§ **YOUR INSTRUCTIONS**
Keeping every word the same, give again only the lines from the one with "Enumerate this screenshot's" through the end of the data, both included, and leave every picture out.

§ **Dataset rows for apps and sites**
+ + + + + + +
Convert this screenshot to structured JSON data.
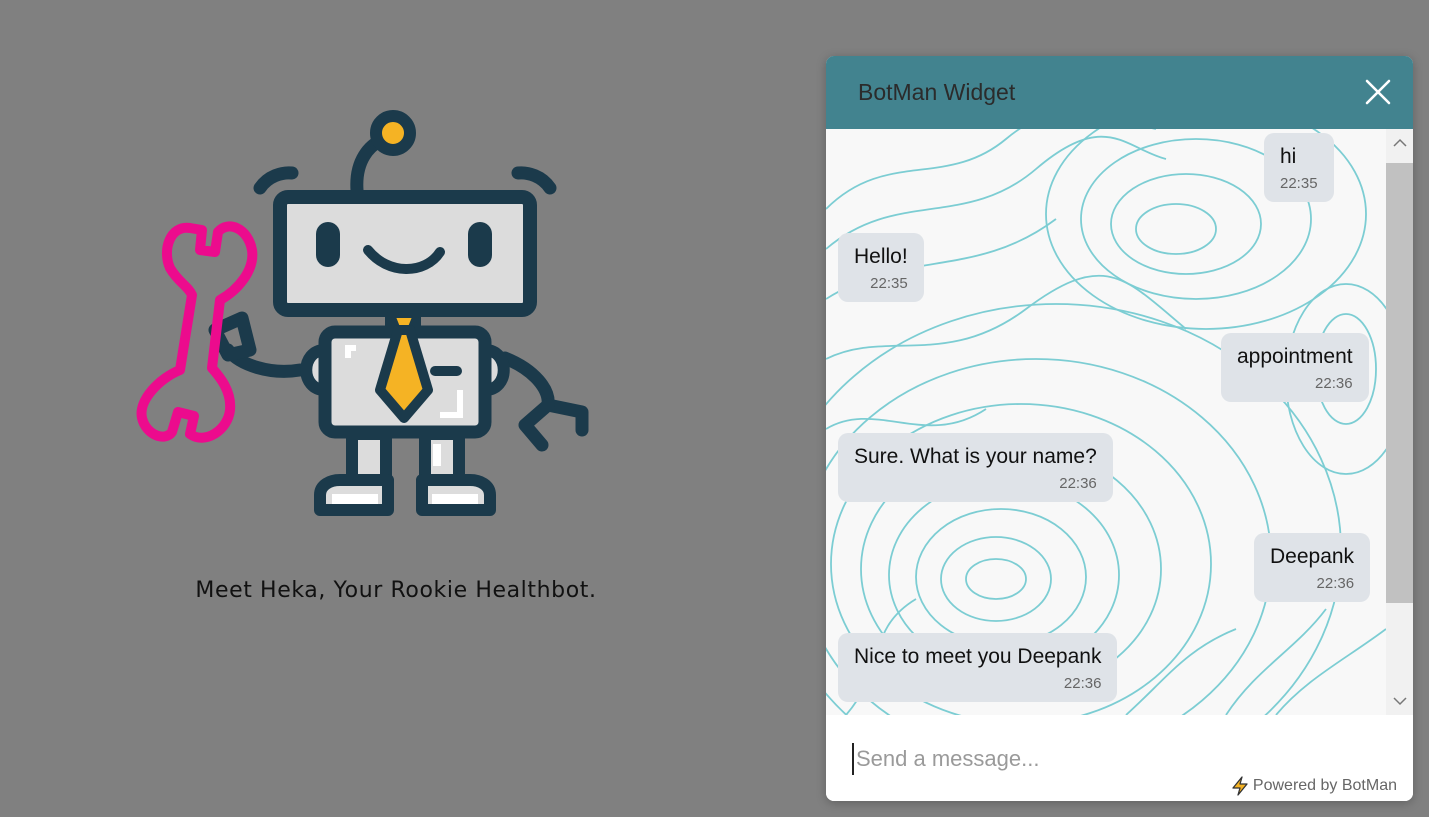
{
  "hero": {
    "tagline": "Meet Heka, Your Rookie Healthbot."
  },
  "widget": {
    "title": "BotMan Widget",
    "close_icon": "close-icon",
    "messages": [
      {
        "side": "user",
        "text": "hi",
        "time": "22:35"
      },
      {
        "side": "bot",
        "text": "Hello!",
        "time": "22:35"
      },
      {
        "side": "user",
        "text": "appointment",
        "time": "22:36"
      },
      {
        "side": "bot",
        "text": "Sure. What is your name?",
        "time": "22:36"
      },
      {
        "side": "user",
        "text": "Deepank",
        "time": "22:36"
      },
      {
        "side": "bot",
        "text": "Nice to meet you Deepank",
        "time": "22:36"
      }
    ],
    "input": {
      "placeholder": "Send a message...",
      "value": ""
    },
    "powered_by": "Powered by BotMan",
    "powered_icon": "lightning-icon"
  },
  "colors": {
    "page_bg": "#808080",
    "header": "#42838f",
    "bubble": "#dfe3e8",
    "topo_line": "#7ccdd3",
    "robot_dark": "#1b3a4b",
    "robot_tie": "#f5b324",
    "wrench": "#ec0b8d"
  }
}
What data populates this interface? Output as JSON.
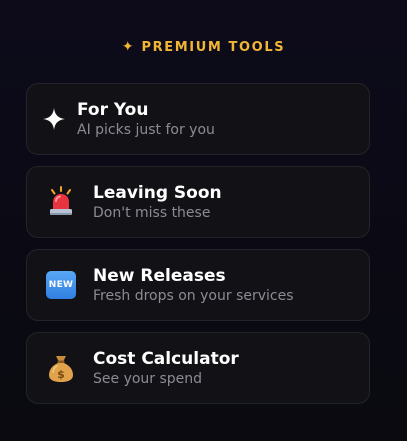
{
  "header": {
    "title": "PREMIUM TOOLS",
    "icon": "sparkle-icon",
    "accent_color": "#f2b636"
  },
  "tools": [
    {
      "title": "For You",
      "subtitle": "AI picks just for you",
      "icon": "sparkle-icon"
    },
    {
      "title": "Leaving Soon",
      "subtitle": "Don't miss these",
      "icon": "siren-icon"
    },
    {
      "title": "New Releases",
      "subtitle": "Fresh drops on your services",
      "icon": "new-badge-icon",
      "badge_text": "NEW"
    },
    {
      "title": "Cost Calculator",
      "subtitle": "See your spend",
      "icon": "money-bag-icon"
    }
  ],
  "colors": {
    "background": "#0b0a14",
    "card_background": "#121216",
    "card_border": "#23232a",
    "subtitle": "#8b8b96",
    "badge_blue": "#2f7fe0"
  }
}
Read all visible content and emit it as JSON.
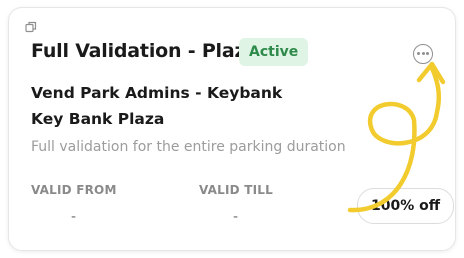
{
  "card": {
    "title": "Full Validation - Plaza",
    "status": "Active",
    "organization": "Vend Park Admins - Keybank",
    "location": "Key Bank Plaza",
    "description": "Full validation for the entire parking duration",
    "valid_from_label": "VALID FROM",
    "valid_from_value": "-",
    "valid_till_label": "VALID TILL",
    "valid_till_value": "-",
    "discount": "100% off"
  },
  "icons": {
    "copy": "copy-icon",
    "more": "more-options-icon"
  },
  "colors": {
    "status_badge_bg": "#dff4e4",
    "status_badge_text": "#2e8a4a",
    "annotation_arrow": "#f2cc2e"
  }
}
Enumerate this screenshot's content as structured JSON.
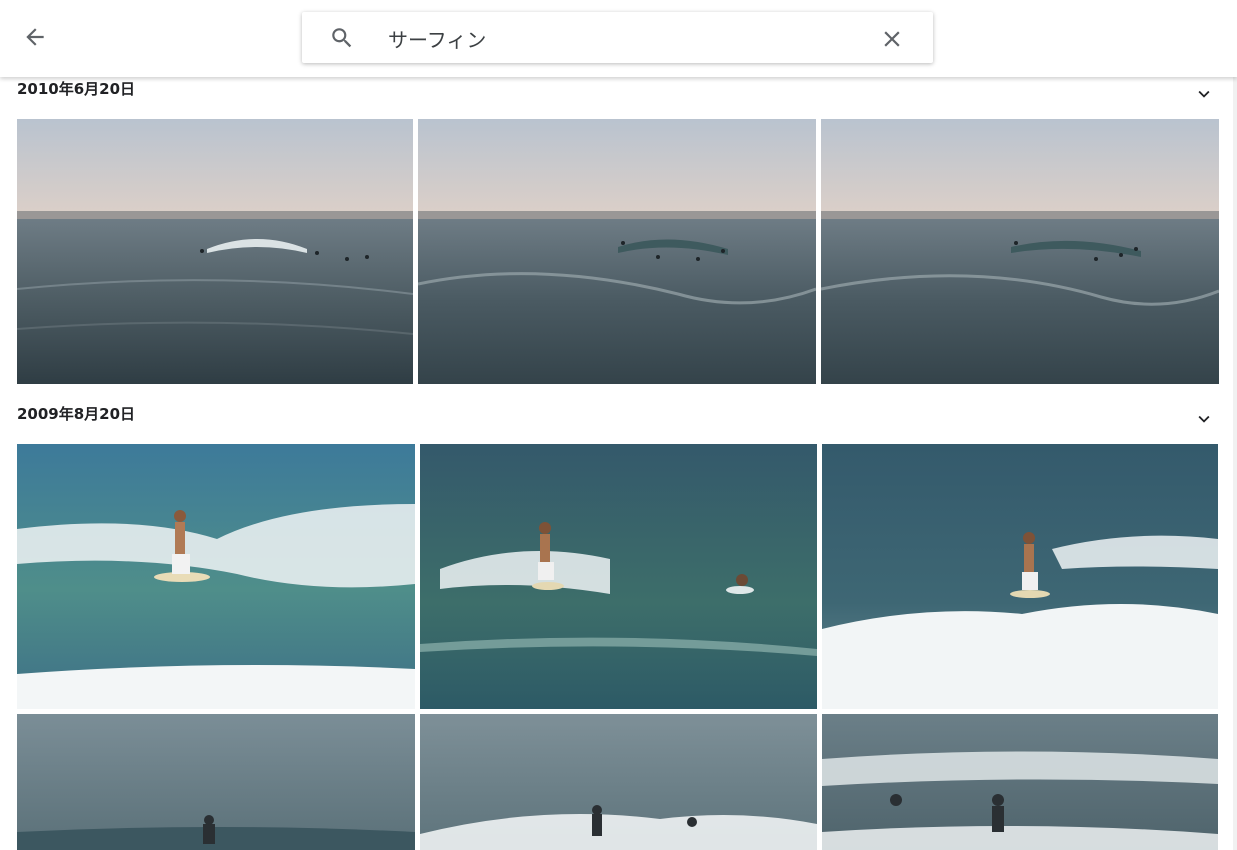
{
  "header": {
    "back_icon": "arrow-back-icon",
    "search_icon": "search-icon",
    "search_query": "サーフィン",
    "clear_icon": "close-icon"
  },
  "sections": [
    {
      "date": "2010年6月20日",
      "toggle_icon": "chevron-down-icon",
      "photos": [
        "surf-line-photo",
        "surf-line-photo",
        "surf-line-photo"
      ]
    },
    {
      "date": "2009年8月20日",
      "toggle_icon": "chevron-down-icon",
      "photos": [
        "surfer-photo",
        "surfer-photo",
        "surfer-photo",
        "surfer-photo",
        "surfer-photo",
        "surfer-photo"
      ]
    }
  ],
  "colors": {
    "sky": "#d8d4d3",
    "sea_evening": "#4a5a62",
    "sea_day": "#3f6e7f",
    "foam": "#f4f6f7"
  }
}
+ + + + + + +
§ **WRITTEN RESPONSE**
Enumerate this screenshot's content as structured JSON.
{
  "header": {
    "back_icon": "arrow-back-icon",
    "search_icon": "search-icon",
    "search_query": "サーフィン",
    "clear_icon": "close-icon"
  },
  "sections": [
    {
      "date": "2010年6月20日",
      "toggle_icon": "chevron-down-icon",
      "photos": [
        "surf-line-photo",
        "surf-line-photo",
        "surf-line-photo"
      ]
    },
    {
      "date": "2009年8月20日",
      "toggle_icon": "chevron-down-icon",
      "photos": [
        "surfer-photo",
        "surfer-photo",
        "surfer-photo",
        "surfer-photo",
        "surfer-photo",
        "surfer-photo"
      ]
    }
  ],
  "colors": {
    "sky": "#d8d4d3",
    "sea_evening": "#4a5a62",
    "sea_day": "#3f6e7f",
    "foam": "#f4f6f7"
  }
}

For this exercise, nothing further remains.